c/n 3032, Lt. Kiku-ichi Inano, Tainan Kōkūtai, Buna airfield, New Guinea, August 1942
This aircraft, released by Mitsubishi on July 3, 1942
was assigned to Lt. Inano, commander of Buna detachment of Tainan Kōkūtai. It was donated by citizens
of Chongpyong County in North Korea. At some point
between the mid August 1942 and early September
1943 this Zero sustained damage that tore off part
of the right wing, possibly from a landing error.
This Zero was captured by Allied units at Buna on
December 27, 1942 and selected for further evaluation and a rebuild. Allied personnel at Eagle Farm
Field built a flyable A6M3 Zero using parts of three
Zeros transported from Buna Airfield, including this
aircraft. Inano´s surname was originally Takabayashi, but he changed that before mid 1941. In late November 1941 smaller part of Tainan Kōkūtai under the
his command was transferred to French Indochina
and temporarily became part of 22. Kōkū Sentai HQ
fighter squadron. Lt. Inano returned to Tainan Kōkūtai
in July 1942, participated in combat over New Guinea
and Guadalcanal. From January 1943 he was involved
in evaluation of weapons used for new naval aircraft.
From October 1944 served as Hikōtaichō of Tainan
Kōkūtai (II) in Taiwan.
PO1c Kyoshi Itō, 3. Kōkūtai, Koepang airfield, Timor Island, September 1942
This aircraft was purchased by Electric Perm Machine
co., whose name (Daiichi Fuyo Dengami) is listed on the
patriotic donation inscription (Hōkoku) No. 984, usually
identified wrongly as 994. It was flown by Kyoshi Itō,
who used also Zero X-152 with Hōkoku No. 1000. Itō was
born in November 1921 in Murakami, Niigata Prefecture.
He served on the torpedo boat Ōtori in 1939, in late 1940
got flight training at Tsuchiura Kōkūtai and in November
1941 was assigned for combat duty to 3rd Kōkūtai. With

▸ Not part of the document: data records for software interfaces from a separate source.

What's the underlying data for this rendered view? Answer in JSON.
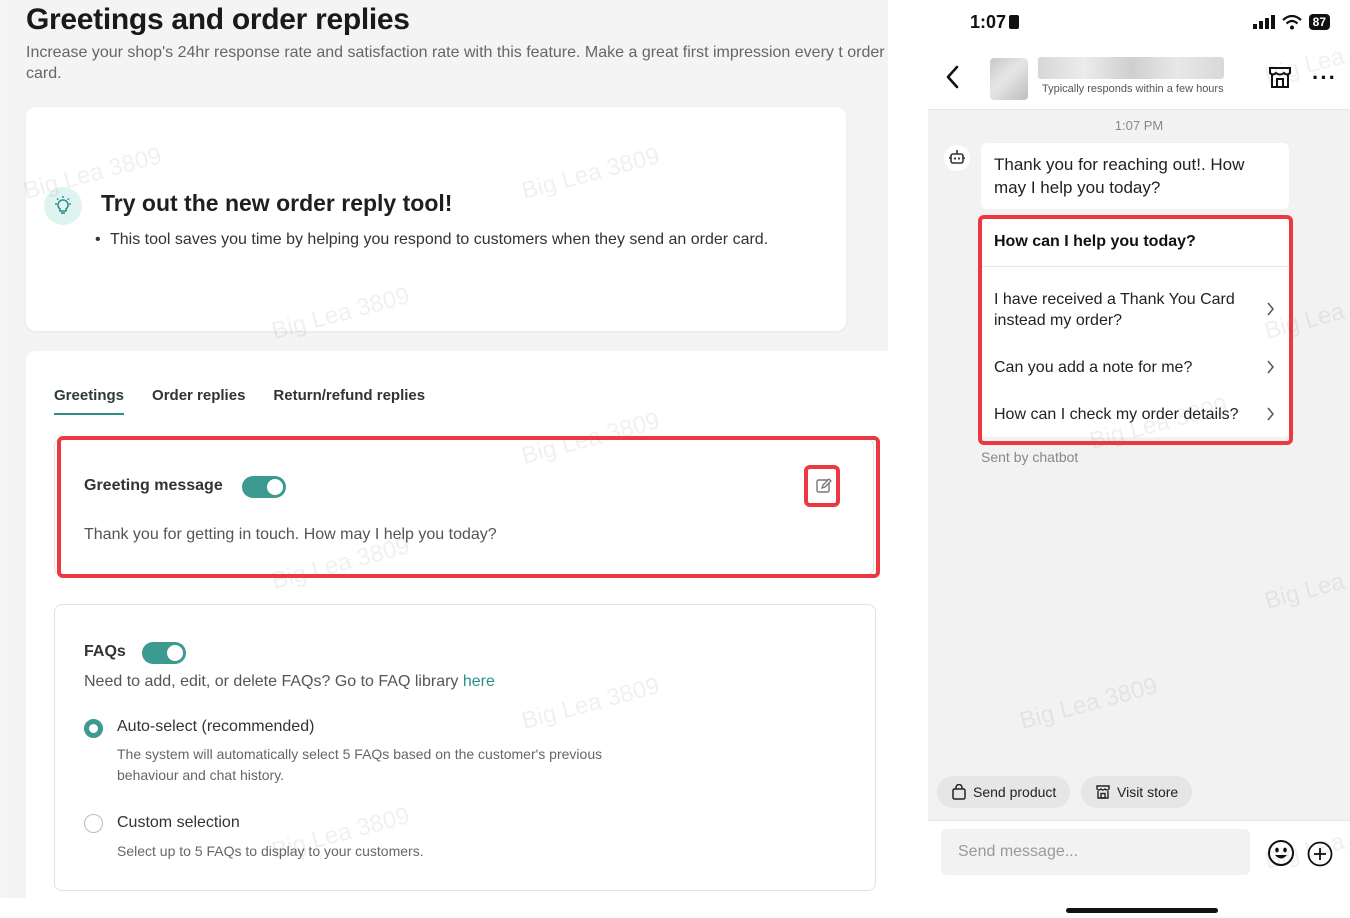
{
  "page": {
    "title": "Greetings and order replies",
    "description": "Increase your shop's 24hr response rate and satisfaction rate with this feature. Make a great first impression every t order card."
  },
  "promo": {
    "title": "Try out the new order reply tool!",
    "bullet": "This tool saves you time by helping you respond to customers when they send an order card."
  },
  "tabs": [
    {
      "label": "Greetings",
      "active": true
    },
    {
      "label": "Order replies",
      "active": false
    },
    {
      "label": "Return/refund replies",
      "active": false
    }
  ],
  "greeting": {
    "label": "Greeting message",
    "enabled": true,
    "message": "Thank you for getting in touch. How may I help you today?"
  },
  "faqs": {
    "label": "FAQs",
    "enabled": true,
    "help_text": "Need to add, edit, or delete FAQs? Go to FAQ library ",
    "link_text": "here",
    "options": [
      {
        "title": "Auto-select (recommended)",
        "desc": "The system will automatically select 5 FAQs based on the customer's previous behaviour and chat history.",
        "selected": true
      },
      {
        "title": "Custom selection",
        "desc": "Select up to 5 FAQs to display to your customers.",
        "selected": false
      }
    ]
  },
  "watermark": "Big Lea 3809",
  "phone": {
    "status": {
      "time": "1:07",
      "battery": "87"
    },
    "header": {
      "responds": "Typically responds within a few hours"
    },
    "chat": {
      "timestamp": "1:07 PM",
      "bot_message": "Thank you for reaching out!. How may I help you today?",
      "quick_title": "How can I help you today?",
      "quick_items": [
        "I have received a Thank You Card instead my order?",
        "Can you add a note for me?",
        "How can I check my order details?"
      ],
      "sent_by": "Sent by chatbot"
    },
    "actions": {
      "send_product": "Send product",
      "visit_store": "Visit store"
    },
    "input": {
      "placeholder": "Send message..."
    }
  },
  "colors": {
    "accent": "#3c9a91",
    "highlight": "#ea3942"
  }
}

this unit he fought in the Philippines and Indonesia and
took part in raids on Australia. In September and October 1942, with most of the 3rd Kōkūtai, he was involved
in the fighting over Guadalcanal. In November his unit
was redesignated Kōkūtai 202 and returned to Koepang.
From the spring until September 1943, unit conducted
combat flights over Australia, also with Zero Type 32
fighters. In November 1943, Itō received a written command commendation stating that he had shot down 23
aircraft and destroyed 9 on the ground. He then served
as an instructor in Japan with the Ôita and Tsukuba Kō-
kūtai and joined the air combat in February 1945. After
the war, he married the eldest daughter of the owner of
the family construction company Katō in Murakami and
adopted the family name Katō. Under his leadership, the
company rose to the top position in Murakami, and he
received the Medal with Purple Ribbon and the Minister
of Construction Award. Kyoshi Katō retired in 1992 and
died in July 2012.
Kōkūtai 204, Vunakanau airfield, Rabaul, New Britain, April 1943
This machine wears green camouflage applied
in field conditions and has radio equipment removed
to reduce weight. Kōkūtai 204 appears to have been
the only unit in the area to apply with green field camoluflage also white outline of hinomaru on fuselage
and upper wing surface. This unit was formed in April
1942 and was designated the 6th Kōkūtai. It was to be
based at Midway Atoll after its capture. During the
attack on Midway and the Aleutians, its airmen participated in both combat operations. The unit made
its first combat flight on June 4, 1942 under the command of Lieutenant Zenjirō Miyano during the attack
on Dutch Harbor. In August, it moved with the Zeros
Type 32 to the Solomon Islands area, but its operational deployment was limited by the available bases
and the smaller range of this version of the Zero.
In early October, the unit moved to a new airfield at
Buin and was able to deploy in combat over Guadalcanal. In early November it was renamed Kōkūtai
204. It was the only unit to be deployed continuously
in the South Pacific for 16 months from August 1942.
During this period unit gained approximately 1,000